Plant a Prairie February 13!

This post was written by Evan Barrientos, one of our Hubbard Fellows.

Have you ever explored a restored prairie and stopped to marvel at how the site was once a cropfield? Do you ever wonder how that transformation happens? Would you like to do it yourself? If so, then do I have an opportunity for you. On Saturday, February 13, 9:00am  you are invited to help seed our newest prairie and wetland restoration at the Platte River Prairies! A potluck celebration will be held afterwards!

It amazes me that prairies like this were cropfields just two decades ago.

It amazes me that prairies like this were crop fields just two decades ago. On Feb 13 you can help plant another.

Last summer, TNC staff and volunteers collected seed from 141 species of prairie and wetland plants, mostly by hand. In August we even hired a contractor to excavate the historic sloughs found on our restoration site. Doing so will greatly add to the site’s biodiversity by creating wetland habitat. Creating diverse habitat is a key part of our restoration strategy, which is why this restoration has sandy ridges, wet sloughs, and mesic ground in between. On February 13 we will start seeding the ridges!

Dirt now, prairie and wetland later. This re-excavated slough and former weed field is ready to be seeded!

Dirt now, prairie and wetland later. This re-excavated slough and former weed field is ready for seed!

Although all steps of our restoration work are equally important, I’m especially excited about seeding this prairie. How often do you get to create habitat? Imagine bringing a grandchild to the restoration 20 years from now, bursting with flowers, birds, and insects, and telling her that you helped plant it. Maybe those prairie clovers over there even sprouted from seeds that you picked with your own hands.

If this sounds like a good use of a Saturday morning to you, please RSVP to! Volunteers should be prepared to walk over muddy and uneven terrain for up to 2.5 hours in cold weather. Please bring water, clothes and footwear suitable for mud and cold, and a potluck dish or drink if you would like to. We will meet at TNC’s Derr House (13650 S. Platte River Dr., Wood River, NE 68883. On I-80 take exit 300; go south approx. 2 miles; turn right onto South Platte River Dr.; big red brick house on top of the hill.) We usually have volunteers come from Lincoln and Omaha; if you’d like to arrange a carpool you can do so here.
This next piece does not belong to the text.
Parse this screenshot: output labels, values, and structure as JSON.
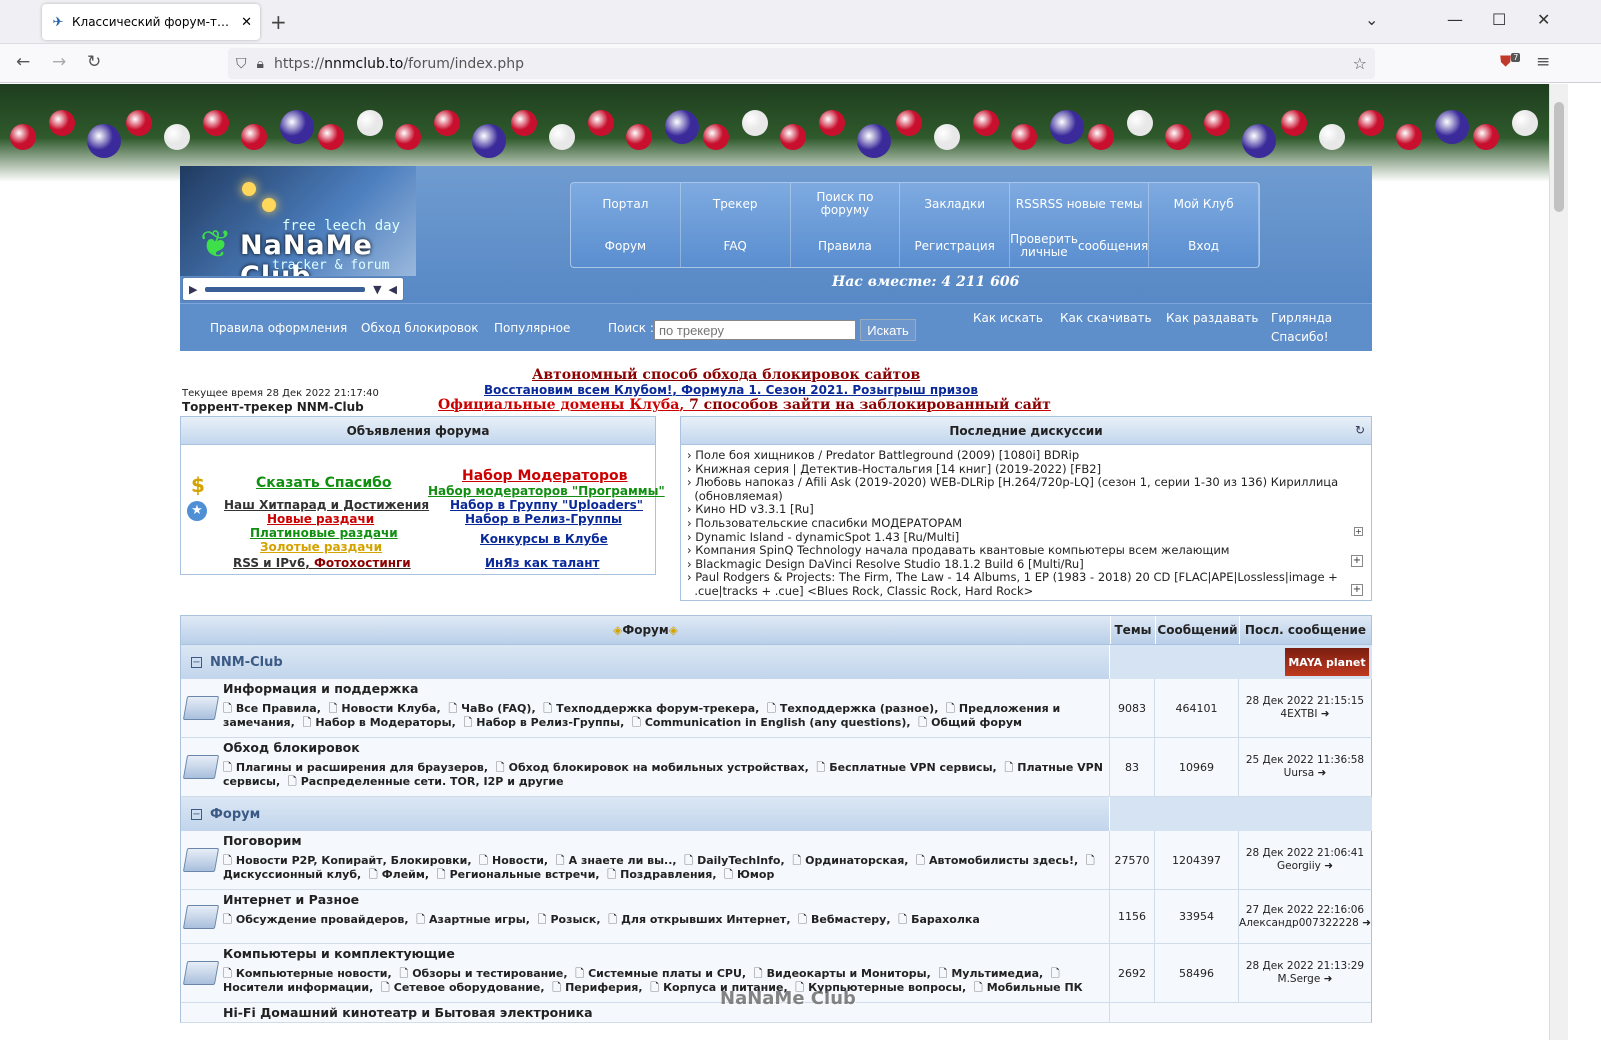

Hubbard Fellowship – How would you like to help?

This post is written by Evan Barrientos, one of our Hubbard Fellows.  As part of his Fellowship, Evan is trying to help us build and improve upon our volunteer program. Please consider taking his short survey if you live in Nebraska or would be interested in coming from further away to volunteer with us (we can often provide housing for someone who wants to volunteer for weeks or months at at a time).

Ever wonder, “What’s something I could do in five minutes that would really help Nebraska’s prairies?” Wonder no longer. As part of my Hubbard Fellowship I’m trying to identify ways that the Nebraska Chapter of The Nature Conservancy can improve its volunteer opportunities. To do so, I’ve created a 10-question survey. DON’T CLOSE THIS WINDOW!

I know, I know, surveys are annoying, but this isn’t for some online store you bought soap from once. This one could really help our prairies and even you. How? It would help us better manage our prairies. The sad fact is, our land needs more stewardship than our staff could ever hope to accomplish alone. There will always be more invasive plants than we can control, more trees than we can cut, more flowers than we can collect seed from…


BUT, this means that there are tons of opportunities for people like YOU to get involved. Volunteers can play a vital role in helping us restore and manage healthy, diverse prairies, but only if we employ them well. We’d like to hear how you think we can do that. If you have ever volunteered for the Nebraska Chapter of The Nature Conservancy or even just live in Nebraska, please take this 10-question survey. This survey is completely voluntary and anonymous, so don’t hold back. By answering these ten questions you can help us conduct research to more effectively employ and satisfy our volunteers, and that would mean healthier, happier prairies.

To get started, click here:

If you have any questions, please feel free to contact me at Thank you!